Figure 1 shows the workflow for containerizing a Quarkus application with Mandrel's native-image executable.

A diagram of the workflow to produce a Quarkus container image.
Figure 1: Containerizing a Quarkus application with Mandrel.


Mandrel is a downstream release of GraalVM, focused on native image compilation of Java applications in Red Hat-backed projects. As such, it is not a GraalVM native-image replacement for all users. For instance, Mandrel does not ship with polyglot or LLVM toolchain support, which some use cases might require. However, Red Hat engineers contribute to upstream GraalVM and work hard to stay up-to-date with upstream GraalVM code.

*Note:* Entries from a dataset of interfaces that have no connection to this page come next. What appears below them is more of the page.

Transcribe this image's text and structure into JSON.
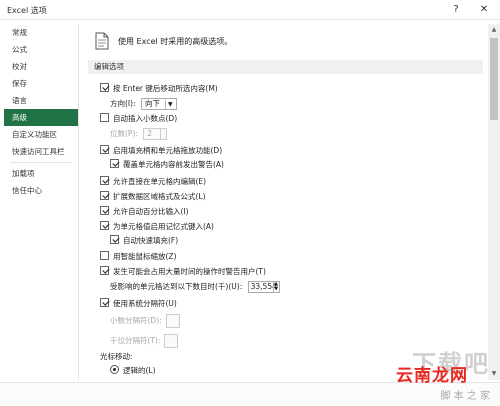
{
  "window": {
    "title": "Excel 选项",
    "help": "?",
    "close": "✕"
  },
  "sidebar": {
    "items": [
      {
        "label": "常规"
      },
      {
        "label": "公式"
      },
      {
        "label": "校对"
      },
      {
        "label": "保存"
      },
      {
        "label": "语言"
      },
      {
        "label": "高级"
      },
      {
        "label": "自定义功能区"
      },
      {
        "label": "快速访问工具栏"
      },
      {
        "label": "加载项"
      },
      {
        "label": "信任中心"
      }
    ],
    "selected": "高级",
    "accent_color": "#217346"
  },
  "header": {
    "text": "使用 Excel 时采用的高级选项。",
    "icon": "document-icon"
  },
  "section": {
    "title": "编辑选项"
  },
  "options": {
    "enter_move": {
      "label": "按 Enter 键后移动所选内容(M)",
      "checked": true
    },
    "direction": {
      "label": "方向(I):",
      "value": "向下"
    },
    "auto_decimal": {
      "label": "自动插入小数点(D)",
      "checked": false
    },
    "places": {
      "label": "位数(P):",
      "value": "2"
    },
    "fill_handle": {
      "label": "启用填充柄和单元格拖放功能(D)",
      "checked": true
    },
    "overwrite_alert": {
      "label": "覆盖单元格内容前发出警告(A)",
      "checked": true
    },
    "edit_in_cell": {
      "label": "允许直接在单元格内编辑(E)",
      "checked": true
    },
    "extend_formats": {
      "label": "扩展数据区域格式及公式(L)",
      "checked": true
    },
    "auto_percent": {
      "label": "允许自动百分比输入(I)",
      "checked": true
    },
    "autocomplete": {
      "label": "为单元格值启用记忆式键入(A)",
      "checked": true
    },
    "flash_fill": {
      "label": "自动快速填充(F)",
      "checked": true
    },
    "zoom_roll": {
      "label": "用智能鼠标缩放(Z)",
      "checked": false
    },
    "alert_slow": {
      "label": "发生可能会占用大量时间的操作时警告用户(T)",
      "checked": true
    },
    "cells_affected": {
      "label": "受影响的单元格达到以下数目时(千)(U):",
      "value": "33,554"
    },
    "system_separators": {
      "label": "使用系统分隔符(U)",
      "checked": true
    },
    "decimal_sep": {
      "label": "小数分隔符(D):"
    },
    "thousands_sep": {
      "label": "千位分隔符(T):"
    },
    "cursor_movement": {
      "label": "光标移动:"
    },
    "logical": {
      "label": "逻辑的(L)",
      "checked": true
    }
  },
  "watermark": {
    "big": "下载吧",
    "label": "云南龙网",
    "sub": "脚 本 之 家"
  }
}
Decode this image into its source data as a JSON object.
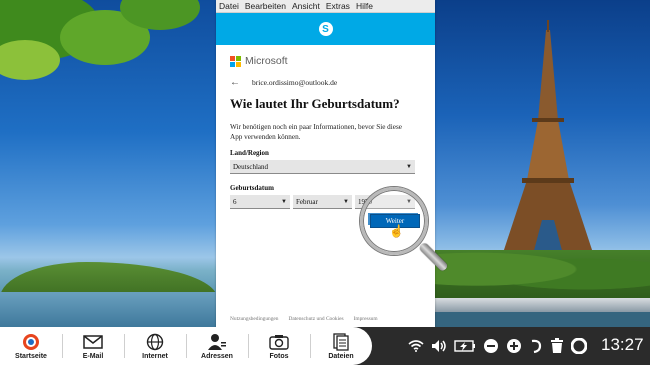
{
  "menubar": {
    "items": [
      "Datei",
      "Bearbeiten",
      "Ansicht",
      "Extras",
      "Hilfe"
    ]
  },
  "signin": {
    "brand": "Microsoft",
    "account_email": "brice.ordissimo@outlook.de",
    "heading": "Wie lautet Ihr Geburtsdatum?",
    "description": "Wir benötigen noch ein paar Informationen, bevor Sie diese App verwenden können.",
    "country_label": "Land/Region",
    "country_value": "Deutschland",
    "birthdate_label": "Geburtsdatum",
    "day_value": "6",
    "month_value": "Februar",
    "year_value": "1970",
    "next_label": "Weiter",
    "footer": [
      "Nutzungsbedingungen",
      "Datenschutz und Cookies",
      "Impressum"
    ]
  },
  "dock": {
    "items": [
      {
        "label": "Startseite",
        "icon": "home-icon"
      },
      {
        "label": "E-Mail",
        "icon": "mail-icon"
      },
      {
        "label": "Internet",
        "icon": "globe-icon"
      },
      {
        "label": "Adressen",
        "icon": "contacts-icon"
      },
      {
        "label": "Fotos",
        "icon": "camera-icon"
      },
      {
        "label": "Dateien",
        "icon": "files-icon"
      }
    ]
  },
  "tray": {
    "icons": [
      "wifi-icon",
      "volume-icon",
      "battery-icon",
      "zoom-out-icon",
      "zoom-in-icon",
      "help-icon",
      "trash-icon",
      "lifebuoy-icon"
    ],
    "time": "13:27"
  },
  "colors": {
    "skype_blue": "#00a9e6",
    "ms_button": "#0067b8",
    "taskbar": "#2b2b2b"
  }
}
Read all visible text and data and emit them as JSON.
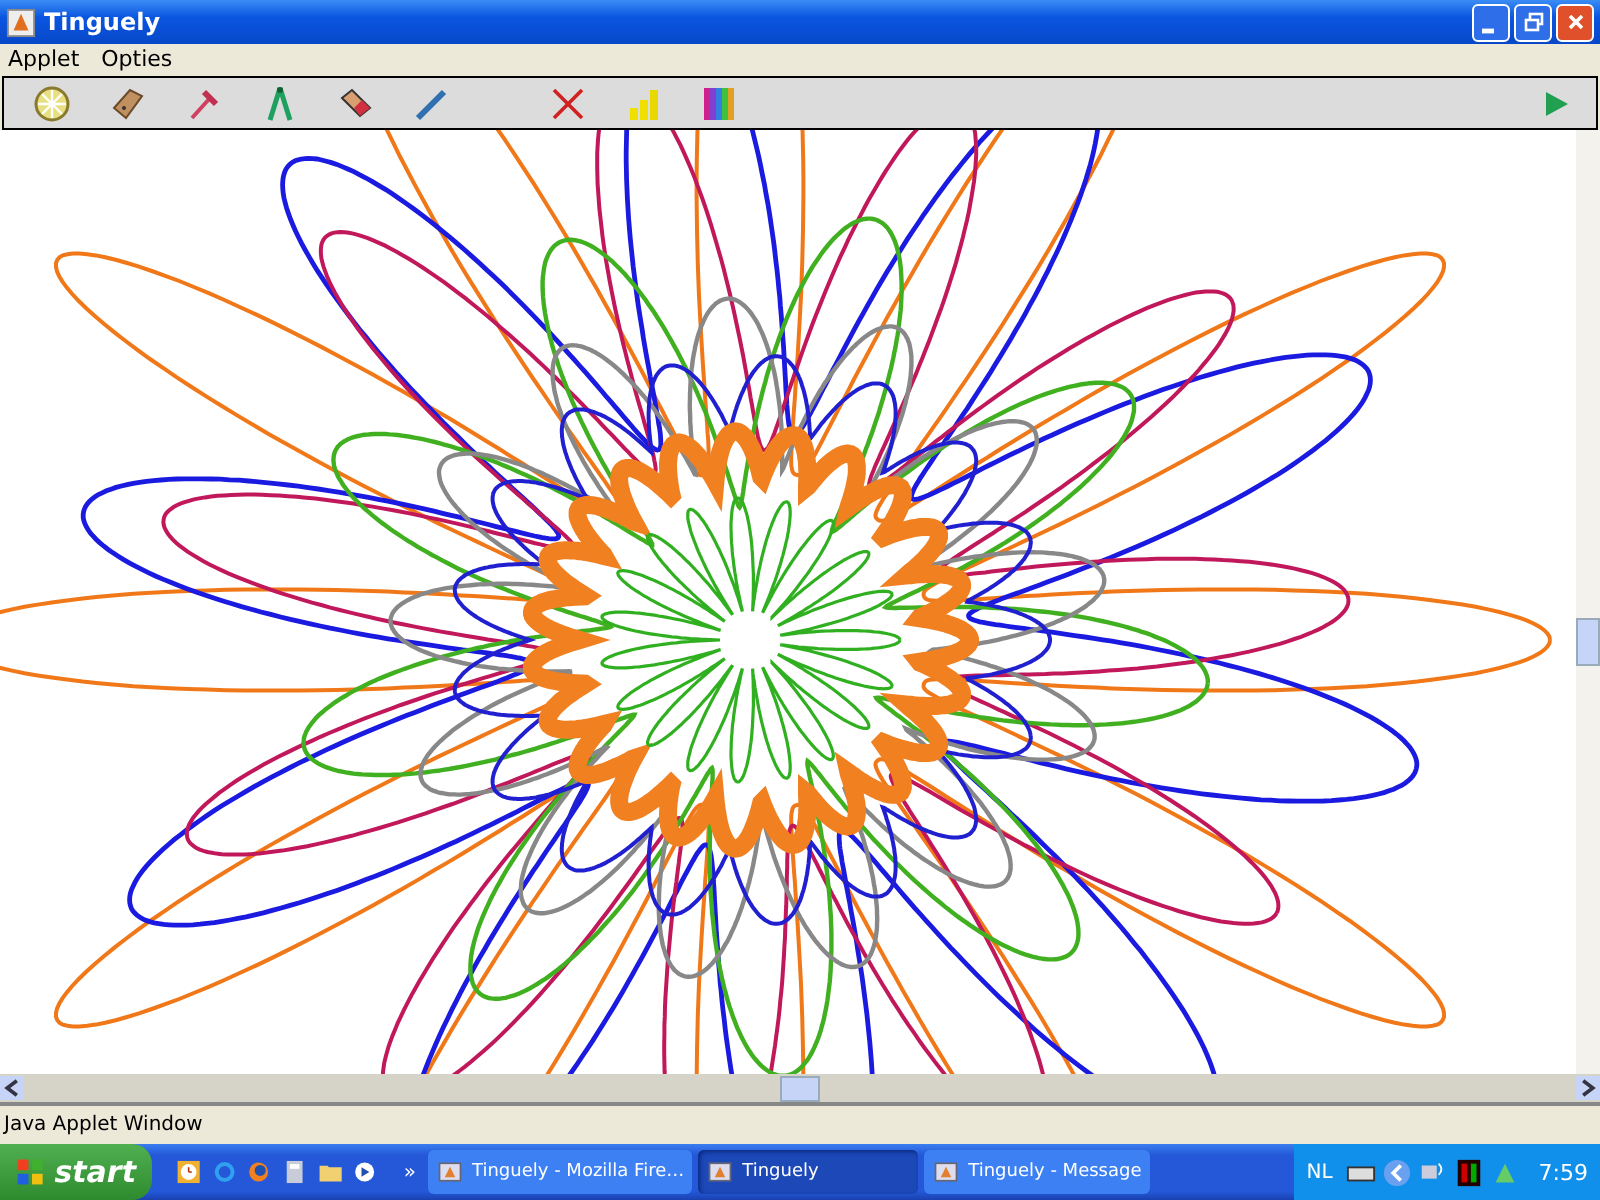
{
  "window": {
    "title": "Tinguely"
  },
  "menu": [
    {
      "label": "Applet"
    },
    {
      "label": "Opties"
    }
  ],
  "status_bar": {
    "text": "Java Applet Window"
  },
  "taskbar": {
    "start": "start",
    "more": "»",
    "tasks": [
      {
        "label": "Tinguely - Mozilla Fire…",
        "selected": false
      },
      {
        "label": "Tinguely",
        "selected": true
      },
      {
        "label": "Tinguely - Message",
        "selected": false
      }
    ],
    "language": "NL",
    "clock": "7:59"
  }
}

Mandrel is part of the GraalVM GitHub organization and is being maintained as part of that organization; it's part of the GraalVM ecosystem and we do not intend to change that. That said, Mandrel aims to meet the sustainability needs of projects like Quarkus. Our main goal in that regard is to keep Mandrel versions that are part of the larger Quarkus ecosystem stable and supported throughout their lifecycle in that ecosystem. So, it's likely that we’ll keep certain Mandrel versions updated longer than regular upstream GraalVM CE builds normally would be. Also, because Mandrel depends on OpenJDK 11, we’ll need to keep it up-to-date with OpenJDK's quarterly security fixes.

Please check back regularly for Mandrel releases on our GitHub page. We currently have downloads for Linux and Windows. We usually publish UBI 8-based Linux container images to quay.io at the same time as our GitHub releases or soon after.

Last updated: October 14, 2022